"Nosferatu" has had a troubling history. When first released in Germany, Florence Stoker, Stoker's widow, sued the filmmakers with the help of the British Incorporated Society of Authors for using Stoker's novel without permission. Although the names and locations were changed, there is no doubt that Murnau's film used "Dracula" as its basis (some prints do not even have the names changed!) Nevertheless, Florence Stoker won the suit and had almost every print destroyed. One copy managed to find its way to the United States, and by the 1960's, "Nosferatu" emerged as a film classic of its period and an important film in the German Expressionist movement.

What is especially enigmatic about the film is its production. Who the heck was Max Schreck? His last name in German means "fear," and he had it changed though he came from the Max Reinhardt company, as did Murnau and leading lady Greta Schroeder. Nobody knew Schreck's true identity (was he in hiding or was he in fact a real vampire as the recent "Shadow of the Vampire" suggests?) yet he went on to make several films as a character actor. I wonder if Murnau knew Schreck's true identity.

"Nosferatu" was close to being the genesis of "Dracula" on celluloid. Two previous "Dracula" films were shot prior to "Nosferatu," one was Russian and the other Hungarian. Neither film is known to have any existing prints so we have "Nosferatu" as the official template and standard of all vampire films to come (reportedly, the first vampire film ever made was Great Britain's "The Secret of House No.5" in 1912).

It is important to note that Orlok is the first cinematic vampire to have fangs! He has only two in the front of his mouth (appearing like a rat) rather than the typical canine teeth. He also is the first vampire to die by the rays of sunlight, an invention of Murnau's that differs from Stoker's novel. In the novel, Dracula dies by having a stake driven through his heart - sunlight was essentially harmless. Do not forget that Dracula was able to walk around during the day without getting burnt to a crisp - the difference was that sunlight made him powerless. Though "Nosferatu" was not initially popular nor did it receive too many theatrical showings for many years, the other film better known to audiences to introduce sunlight as deadly to a vampire was 1943's "The Return of the Vampire," which starred Lugosi as Count Armond Tesla who had a werewolf as an assistant (not one of my favorites in this genre by any means).

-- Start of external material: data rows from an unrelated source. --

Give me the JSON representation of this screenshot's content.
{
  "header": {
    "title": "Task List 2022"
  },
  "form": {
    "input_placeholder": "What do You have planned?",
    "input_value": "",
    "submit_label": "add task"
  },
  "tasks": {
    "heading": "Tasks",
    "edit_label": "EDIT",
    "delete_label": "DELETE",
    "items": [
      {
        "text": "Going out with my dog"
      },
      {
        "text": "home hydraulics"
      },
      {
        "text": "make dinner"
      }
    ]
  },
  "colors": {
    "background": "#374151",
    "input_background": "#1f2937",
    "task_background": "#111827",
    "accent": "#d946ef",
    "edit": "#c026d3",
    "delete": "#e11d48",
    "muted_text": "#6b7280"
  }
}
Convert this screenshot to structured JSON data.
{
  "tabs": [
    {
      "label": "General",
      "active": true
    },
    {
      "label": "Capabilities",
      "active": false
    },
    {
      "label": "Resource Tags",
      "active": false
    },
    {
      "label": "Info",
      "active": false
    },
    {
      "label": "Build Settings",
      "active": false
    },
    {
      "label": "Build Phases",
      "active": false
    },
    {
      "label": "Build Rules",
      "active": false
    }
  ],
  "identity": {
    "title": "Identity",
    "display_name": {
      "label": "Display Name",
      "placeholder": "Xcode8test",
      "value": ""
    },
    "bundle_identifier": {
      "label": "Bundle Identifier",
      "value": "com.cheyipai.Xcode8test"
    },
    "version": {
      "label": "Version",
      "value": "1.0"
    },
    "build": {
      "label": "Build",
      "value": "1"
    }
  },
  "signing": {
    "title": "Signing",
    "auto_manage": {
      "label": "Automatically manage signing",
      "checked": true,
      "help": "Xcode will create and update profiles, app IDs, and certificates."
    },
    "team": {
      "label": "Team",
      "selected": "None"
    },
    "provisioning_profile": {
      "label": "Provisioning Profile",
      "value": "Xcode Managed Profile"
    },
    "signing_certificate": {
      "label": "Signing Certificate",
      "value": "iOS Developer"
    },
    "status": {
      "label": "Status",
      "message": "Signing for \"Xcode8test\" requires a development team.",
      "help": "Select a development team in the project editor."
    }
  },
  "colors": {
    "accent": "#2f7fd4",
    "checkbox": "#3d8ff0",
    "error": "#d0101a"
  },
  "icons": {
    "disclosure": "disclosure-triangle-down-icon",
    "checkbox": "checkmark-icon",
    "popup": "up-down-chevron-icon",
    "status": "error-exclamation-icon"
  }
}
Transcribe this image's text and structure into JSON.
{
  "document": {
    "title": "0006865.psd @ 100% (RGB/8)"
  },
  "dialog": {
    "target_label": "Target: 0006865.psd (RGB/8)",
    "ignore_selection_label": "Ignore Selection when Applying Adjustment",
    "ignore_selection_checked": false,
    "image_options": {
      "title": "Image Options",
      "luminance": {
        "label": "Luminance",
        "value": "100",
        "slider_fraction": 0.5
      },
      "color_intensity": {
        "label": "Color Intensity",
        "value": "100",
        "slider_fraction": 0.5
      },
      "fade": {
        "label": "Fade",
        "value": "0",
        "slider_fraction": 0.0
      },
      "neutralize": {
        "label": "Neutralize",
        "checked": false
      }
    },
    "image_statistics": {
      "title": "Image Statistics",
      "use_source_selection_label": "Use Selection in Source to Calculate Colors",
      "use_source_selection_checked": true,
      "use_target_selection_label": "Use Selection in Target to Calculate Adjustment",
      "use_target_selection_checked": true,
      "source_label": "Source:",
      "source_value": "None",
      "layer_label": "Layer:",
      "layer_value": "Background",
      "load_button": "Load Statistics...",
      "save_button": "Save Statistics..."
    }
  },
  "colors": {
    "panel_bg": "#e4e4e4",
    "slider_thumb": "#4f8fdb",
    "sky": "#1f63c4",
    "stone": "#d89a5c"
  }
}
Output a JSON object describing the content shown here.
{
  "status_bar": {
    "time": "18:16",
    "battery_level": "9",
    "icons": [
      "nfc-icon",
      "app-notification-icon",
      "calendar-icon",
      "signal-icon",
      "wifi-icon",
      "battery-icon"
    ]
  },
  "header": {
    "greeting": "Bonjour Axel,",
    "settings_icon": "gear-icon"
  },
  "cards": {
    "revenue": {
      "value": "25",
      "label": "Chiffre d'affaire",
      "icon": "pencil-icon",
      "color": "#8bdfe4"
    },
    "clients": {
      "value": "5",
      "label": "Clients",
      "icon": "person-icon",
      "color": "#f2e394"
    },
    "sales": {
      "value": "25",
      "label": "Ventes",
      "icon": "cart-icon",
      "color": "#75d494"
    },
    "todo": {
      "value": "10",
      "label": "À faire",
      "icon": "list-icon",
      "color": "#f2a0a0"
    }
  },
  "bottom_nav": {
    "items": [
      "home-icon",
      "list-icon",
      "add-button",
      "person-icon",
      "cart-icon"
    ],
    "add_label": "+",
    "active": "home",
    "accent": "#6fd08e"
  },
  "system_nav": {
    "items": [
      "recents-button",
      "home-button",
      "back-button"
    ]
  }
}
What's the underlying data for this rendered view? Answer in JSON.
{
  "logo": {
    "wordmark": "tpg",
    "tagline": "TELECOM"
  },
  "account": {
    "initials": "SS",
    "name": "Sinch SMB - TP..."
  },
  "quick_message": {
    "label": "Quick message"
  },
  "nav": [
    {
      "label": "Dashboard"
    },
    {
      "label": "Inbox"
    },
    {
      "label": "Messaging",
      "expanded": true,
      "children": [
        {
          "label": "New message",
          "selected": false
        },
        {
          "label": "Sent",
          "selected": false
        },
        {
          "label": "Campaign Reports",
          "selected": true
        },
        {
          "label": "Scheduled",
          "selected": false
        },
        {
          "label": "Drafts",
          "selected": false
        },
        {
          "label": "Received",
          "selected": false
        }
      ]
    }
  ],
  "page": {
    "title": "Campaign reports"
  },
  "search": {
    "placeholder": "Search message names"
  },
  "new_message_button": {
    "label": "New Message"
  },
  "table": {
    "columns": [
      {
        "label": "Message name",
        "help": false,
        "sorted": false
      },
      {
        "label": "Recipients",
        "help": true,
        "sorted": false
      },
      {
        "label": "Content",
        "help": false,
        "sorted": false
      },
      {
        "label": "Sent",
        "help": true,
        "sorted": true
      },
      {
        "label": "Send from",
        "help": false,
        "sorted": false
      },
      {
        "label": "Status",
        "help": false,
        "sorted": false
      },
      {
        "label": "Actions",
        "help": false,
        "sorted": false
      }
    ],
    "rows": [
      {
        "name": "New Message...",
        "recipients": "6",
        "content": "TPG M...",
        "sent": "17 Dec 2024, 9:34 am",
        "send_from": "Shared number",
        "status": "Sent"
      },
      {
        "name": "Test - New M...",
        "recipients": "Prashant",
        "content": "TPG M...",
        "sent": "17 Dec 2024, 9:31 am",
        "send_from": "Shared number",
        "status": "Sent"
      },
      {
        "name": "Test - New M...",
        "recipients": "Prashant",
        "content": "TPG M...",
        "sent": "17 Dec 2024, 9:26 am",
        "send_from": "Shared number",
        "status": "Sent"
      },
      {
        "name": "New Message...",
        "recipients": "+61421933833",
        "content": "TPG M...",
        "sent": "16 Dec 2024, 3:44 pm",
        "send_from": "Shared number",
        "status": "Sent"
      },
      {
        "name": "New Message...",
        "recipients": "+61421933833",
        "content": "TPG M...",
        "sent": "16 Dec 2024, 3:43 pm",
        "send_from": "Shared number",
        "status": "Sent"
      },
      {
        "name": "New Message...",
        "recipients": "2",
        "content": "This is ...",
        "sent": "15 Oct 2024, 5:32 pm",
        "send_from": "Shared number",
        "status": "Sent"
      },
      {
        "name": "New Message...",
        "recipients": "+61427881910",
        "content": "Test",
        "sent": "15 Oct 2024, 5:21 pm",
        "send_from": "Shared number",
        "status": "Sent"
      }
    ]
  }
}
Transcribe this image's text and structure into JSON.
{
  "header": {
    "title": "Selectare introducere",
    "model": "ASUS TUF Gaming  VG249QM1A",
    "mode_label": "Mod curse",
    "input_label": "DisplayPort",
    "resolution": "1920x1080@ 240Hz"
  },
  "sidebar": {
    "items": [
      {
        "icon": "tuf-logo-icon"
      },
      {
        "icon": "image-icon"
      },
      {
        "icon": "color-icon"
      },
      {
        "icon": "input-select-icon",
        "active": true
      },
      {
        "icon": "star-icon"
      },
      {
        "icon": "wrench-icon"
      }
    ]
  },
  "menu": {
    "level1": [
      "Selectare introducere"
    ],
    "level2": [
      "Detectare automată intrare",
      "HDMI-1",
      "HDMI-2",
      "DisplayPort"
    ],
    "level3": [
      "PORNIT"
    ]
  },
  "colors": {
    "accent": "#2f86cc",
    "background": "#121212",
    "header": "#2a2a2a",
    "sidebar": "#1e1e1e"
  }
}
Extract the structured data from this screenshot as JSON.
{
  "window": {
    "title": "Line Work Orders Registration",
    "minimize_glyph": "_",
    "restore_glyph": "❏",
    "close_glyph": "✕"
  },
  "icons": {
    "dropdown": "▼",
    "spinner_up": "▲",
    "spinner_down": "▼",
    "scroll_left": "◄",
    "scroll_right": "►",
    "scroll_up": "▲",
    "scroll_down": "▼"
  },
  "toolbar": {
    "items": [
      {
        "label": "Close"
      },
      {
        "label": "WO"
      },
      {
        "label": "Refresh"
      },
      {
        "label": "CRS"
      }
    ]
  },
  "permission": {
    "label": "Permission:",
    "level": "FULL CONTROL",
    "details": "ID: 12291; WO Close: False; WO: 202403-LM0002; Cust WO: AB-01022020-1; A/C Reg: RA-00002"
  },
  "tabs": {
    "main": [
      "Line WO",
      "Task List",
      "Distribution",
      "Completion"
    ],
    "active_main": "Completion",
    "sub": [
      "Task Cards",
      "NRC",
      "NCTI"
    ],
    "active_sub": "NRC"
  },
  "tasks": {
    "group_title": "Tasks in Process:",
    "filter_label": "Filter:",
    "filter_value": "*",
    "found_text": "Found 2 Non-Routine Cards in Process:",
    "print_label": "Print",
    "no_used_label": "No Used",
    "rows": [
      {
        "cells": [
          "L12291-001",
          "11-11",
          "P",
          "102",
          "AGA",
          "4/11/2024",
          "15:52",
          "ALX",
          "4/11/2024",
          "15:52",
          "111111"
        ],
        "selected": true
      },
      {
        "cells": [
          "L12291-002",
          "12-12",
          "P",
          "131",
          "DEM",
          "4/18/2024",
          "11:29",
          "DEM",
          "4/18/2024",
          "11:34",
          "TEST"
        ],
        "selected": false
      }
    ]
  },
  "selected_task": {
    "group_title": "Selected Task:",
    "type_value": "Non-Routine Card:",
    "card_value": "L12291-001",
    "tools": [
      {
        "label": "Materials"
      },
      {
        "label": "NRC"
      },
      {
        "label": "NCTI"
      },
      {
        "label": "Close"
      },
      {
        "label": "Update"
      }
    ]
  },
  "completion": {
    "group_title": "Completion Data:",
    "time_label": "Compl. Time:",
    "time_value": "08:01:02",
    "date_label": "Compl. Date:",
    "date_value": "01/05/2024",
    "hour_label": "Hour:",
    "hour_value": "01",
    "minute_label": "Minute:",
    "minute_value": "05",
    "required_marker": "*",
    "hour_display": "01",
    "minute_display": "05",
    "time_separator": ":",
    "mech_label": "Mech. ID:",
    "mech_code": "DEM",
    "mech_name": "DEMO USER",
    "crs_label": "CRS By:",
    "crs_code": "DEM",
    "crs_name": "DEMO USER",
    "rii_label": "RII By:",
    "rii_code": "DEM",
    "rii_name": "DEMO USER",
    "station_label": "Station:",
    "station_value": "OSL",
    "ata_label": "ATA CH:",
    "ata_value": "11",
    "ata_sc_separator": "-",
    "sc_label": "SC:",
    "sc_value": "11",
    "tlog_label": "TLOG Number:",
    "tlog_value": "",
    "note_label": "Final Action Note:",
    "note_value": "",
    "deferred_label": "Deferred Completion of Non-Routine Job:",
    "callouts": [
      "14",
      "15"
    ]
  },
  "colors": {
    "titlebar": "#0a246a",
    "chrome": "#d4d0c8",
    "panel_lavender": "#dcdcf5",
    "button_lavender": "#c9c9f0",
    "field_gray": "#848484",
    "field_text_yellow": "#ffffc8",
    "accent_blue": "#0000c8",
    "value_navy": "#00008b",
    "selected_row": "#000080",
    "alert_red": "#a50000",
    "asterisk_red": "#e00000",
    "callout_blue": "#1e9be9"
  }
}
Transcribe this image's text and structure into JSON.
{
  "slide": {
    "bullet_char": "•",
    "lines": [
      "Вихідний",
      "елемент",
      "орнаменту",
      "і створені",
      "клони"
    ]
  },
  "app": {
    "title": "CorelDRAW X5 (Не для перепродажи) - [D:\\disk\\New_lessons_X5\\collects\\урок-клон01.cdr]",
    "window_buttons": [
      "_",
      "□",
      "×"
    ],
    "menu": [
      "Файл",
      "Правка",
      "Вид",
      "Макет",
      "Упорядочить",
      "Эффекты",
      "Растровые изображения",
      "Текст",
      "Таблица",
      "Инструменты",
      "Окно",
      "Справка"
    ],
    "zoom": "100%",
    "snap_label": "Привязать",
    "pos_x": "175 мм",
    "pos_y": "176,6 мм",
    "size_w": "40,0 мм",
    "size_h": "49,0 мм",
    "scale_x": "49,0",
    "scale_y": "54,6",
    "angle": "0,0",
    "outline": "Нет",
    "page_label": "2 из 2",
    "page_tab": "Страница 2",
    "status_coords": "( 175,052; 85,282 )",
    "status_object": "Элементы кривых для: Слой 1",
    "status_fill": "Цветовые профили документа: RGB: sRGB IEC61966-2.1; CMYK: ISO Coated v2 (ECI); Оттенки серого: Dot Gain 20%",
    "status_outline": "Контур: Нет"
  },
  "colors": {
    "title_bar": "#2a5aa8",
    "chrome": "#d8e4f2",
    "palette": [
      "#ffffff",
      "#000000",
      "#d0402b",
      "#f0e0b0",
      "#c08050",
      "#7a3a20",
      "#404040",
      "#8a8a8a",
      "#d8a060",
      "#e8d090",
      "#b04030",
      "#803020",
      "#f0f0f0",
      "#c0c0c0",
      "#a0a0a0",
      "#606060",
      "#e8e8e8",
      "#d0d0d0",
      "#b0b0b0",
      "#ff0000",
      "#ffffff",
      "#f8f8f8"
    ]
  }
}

Many versions of "Nosferatu" exist today. Some have the correct tinting of shots, blue for night, sepia for day. Most versions known to audiences are strictly in black-and-white with no tints, thus inducing laughter when seeing Orlok walking around as if it was daylight since no scenes were actually shot at night (contrary to what the film "Shadow of the Vampire" shows). Also, some prints run 60 minutes and others run 90 minutes. This may have to do with the correct projection speed and perhaps elimination of some scenes or transitions (one shot not seen in the 60 minute version that I recall was the shadow of Orlok's hand as it grabs Ellen's heart - if only the "Saw" sequels had a tenth of that visual magic). Whatever version you happen to see is not significant except to purists (such as myself). "Nosferatu" is a haunting mood piece, frightening and ugly and disorienting - a stellar example of German Expressionism. Not quite a scary film, it does manage to shock thanks to Max Schreck's appearance and performance as Orlok - a vampire ahead of his time in conveying the dread of being a vampire (certainly long before Anne Rice was published). He will also live on as the definitive plague-carrier.

Review of Shadow of the Vampire (2000)

References: The Vampire Book: The Encyclopedia of the Undead by J. Gordon Melton. 1994. Visible Ink Press.

Also, special thanks to Lokke Heiss's invaluable commentary on the DVD edition of "Nosferatu." A must-hear(?) for any film buff.